Read also: How Nigeria can tackle naira depreciation, inflation—NACCIMA

Imagine the anticipation and hopeful whispers that filled the air when President Bola Tinubu took office in May 2023. Promises of economic revitalization and a brighter future danced on the lips of Nigerians nationwide. One particularly ambitious pledge echoed louder than the rest – the overhaul of the currency regime.

With aspirations to bolster investor confidence and stimulate economic growth, Tinubu’s administration embarked on a bold mission to redefine Nigeria’s exchange rate policies. The vision was clear: attract more investment by revamping the outdated methodologies governing currency valuation.

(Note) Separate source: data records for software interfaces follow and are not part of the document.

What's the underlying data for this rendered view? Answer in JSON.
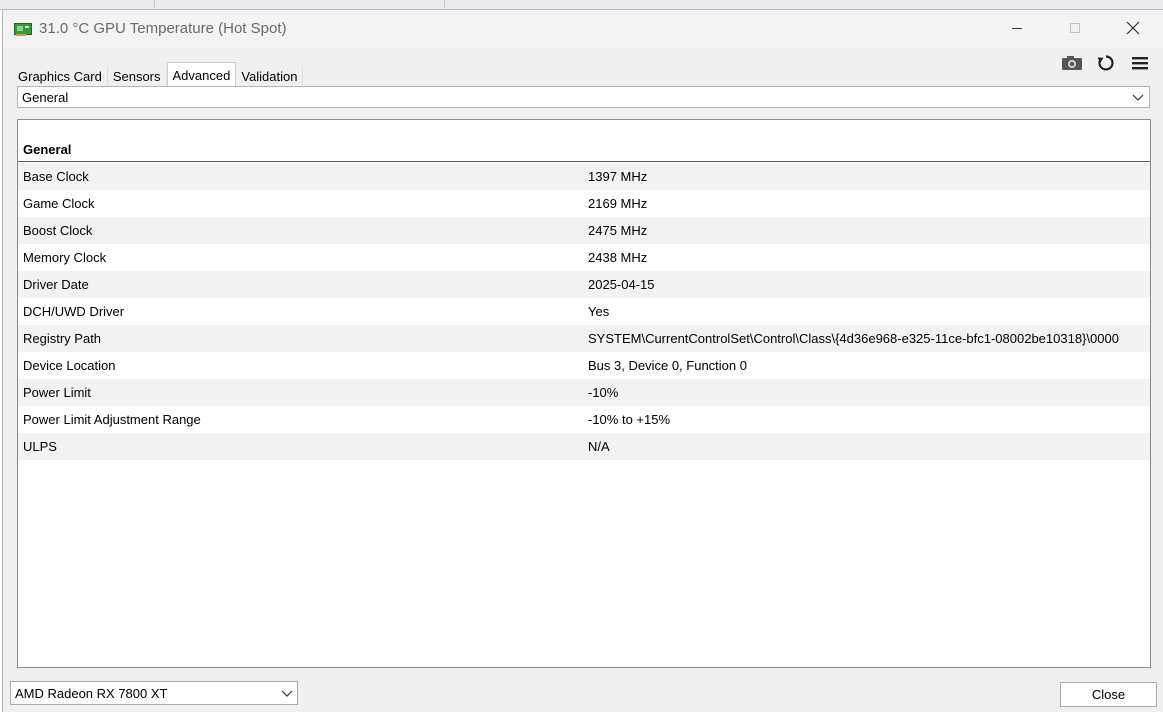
{
  "window": {
    "title": "31.0 °C GPU Temperature (Hot Spot)"
  },
  "tabs": [
    {
      "label": "Graphics Card",
      "active": false
    },
    {
      "label": "Sensors",
      "active": false
    },
    {
      "label": "Advanced",
      "active": true
    },
    {
      "label": "Validation",
      "active": false
    }
  ],
  "toolbar": {
    "icons": [
      "camera-icon",
      "refresh-icon",
      "menu-icon"
    ]
  },
  "category_select": {
    "value": "General"
  },
  "section": {
    "title": "General",
    "rows": [
      {
        "key": "Base Clock",
        "value": "1397 MHz"
      },
      {
        "key": "Game Clock",
        "value": "2169 MHz"
      },
      {
        "key": "Boost Clock",
        "value": "2475 MHz"
      },
      {
        "key": "Memory Clock",
        "value": "2438 MHz"
      },
      {
        "key": "Driver Date",
        "value": "2025-04-15"
      },
      {
        "key": "DCH/UWD Driver",
        "value": "Yes"
      },
      {
        "key": "Registry Path",
        "value": "SYSTEM\\CurrentControlSet\\Control\\Class\\{4d36e968-e325-11ce-bfc1-08002be10318}\\0000"
      },
      {
        "key": "Device Location",
        "value": "Bus 3, Device 0, Function 0"
      },
      {
        "key": "Power Limit",
        "value": "-10%"
      },
      {
        "key": "Power Limit Adjustment Range",
        "value": "-10% to +15%"
      },
      {
        "key": "ULPS",
        "value": "N/A"
      }
    ]
  },
  "gpu_select": {
    "value": "AMD Radeon RX 7800 XT"
  },
  "close_label": "Close",
  "colors": {
    "window_bg": "#f0f0f0",
    "panel_bg": "#ffffff",
    "alt_row": "#f2f2f2",
    "title_text": "#6b6b6b",
    "icon_green": "#3a9a3a"
  }
}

Yet, as the months unfolded, optimism gave way to uncertainty, and hope began to wane. Despite the administration’s best intentions, the Naira found itself caught in a downward spiral, plummeting in value for the second time in less than a year.

What was meant to be a beacon of economic rejuvenation had inadvertently become a catalyst for further turmoil. The very measures intended to propel Nigeria towards prosperity had, instead, exacerbated existing challenges, casting a shadow of doubt over the nation’s economic future.

As citizens grappled with the repercussions of this unexpected turn, questions lingered in the air. What went wrong? How could such promising initiatives yield such disappointing results? And, most importantly, what lies ahead for a nation caught in the grip of economic uncertainty?

In the wake of these developments, one thing remains clear – the journey towards economic stability is fraught with twists and turns, and the road ahead is paved with both obstacles and opportunities. Only time will tell whether President Tinubu’s administration can navigate these turbulent waters and steer Nigeria towards brighter shores.

The recent NAFEX report highlights the grim reality, with the local unit reaching a staggering N1,621.41/$1 at the close of the market on February 20th, 2024. This official foreign exchange rate, published by FMDQ, reflects a significant decline exacerbated by the Central Bank of Nigeria’s accusations of traders manipulating exchange rates.

Read also: Naira appreciates after dollar sales rise by 76.60%

The fallout from this policy shift extends beyond currency valuation, catalysing a series of corporate withdrawals. Major players like P&G and GlaxoSmithKline have exited the country, resulting in over 10,000 job losses. Additionally, firms like Unilever and SPDC (Shell) are undergoing restructuring, signalling a broader reassessment of Nigeria’s business environment.

Critics have raised concerns about the attractiveness of the Nigerian market for potential investors. Despite President Tinubu’s efforts to attract Foreign Direct Investments (FDIs), the exodus of multinational companies underscores underlying challenges within the economy.

The Federal Inland Revenue Service (FIRS) faces potential revenue shortfall, as large firms are expected to declare exchange rate losses in their financial statements. This anticipated decline in tax revenue poses further strain on the 2024 budget, complicating efforts to navigate the ongoing financial crisis.

In response to the Naira’s decline, the Central Bank of Nigeria (CBN) has introduced new guidelines aimed at stabilising the foreign exchange market. These directives, outlined in the “Harmonisation of Reporting Requirements on Foreign Currency Exposures of Banks,” impose limits on banks’ foreign currency assets and liabilities.

While these measures represent a significant step, questions remain about their effectiveness in halting the Naira’s depreciation. The complexities of Nigeria’s economic challenges demand comprehensive strategies to address underlying factors contributing to rising costs and financial instability.

Read also: FG to raise $10bn to stabilise naira, boost FX liquidity

In the face of mounting inflationary pressures, both consumers and businesses are confronted with unprecedented challenges. However, in this economic uncertainty, lies the opportunity for proactive adaptation and bold policy innovation. By embracing change and fostering resilience, Nigeria can chart a course through the tumultuous waters of the evolving economic landscape. It is only through collective effort and forward-thinking strategies that we can navigate these turbulent times and emerge stronger, more agile, and better equipped to confront the challenges of tomorrow.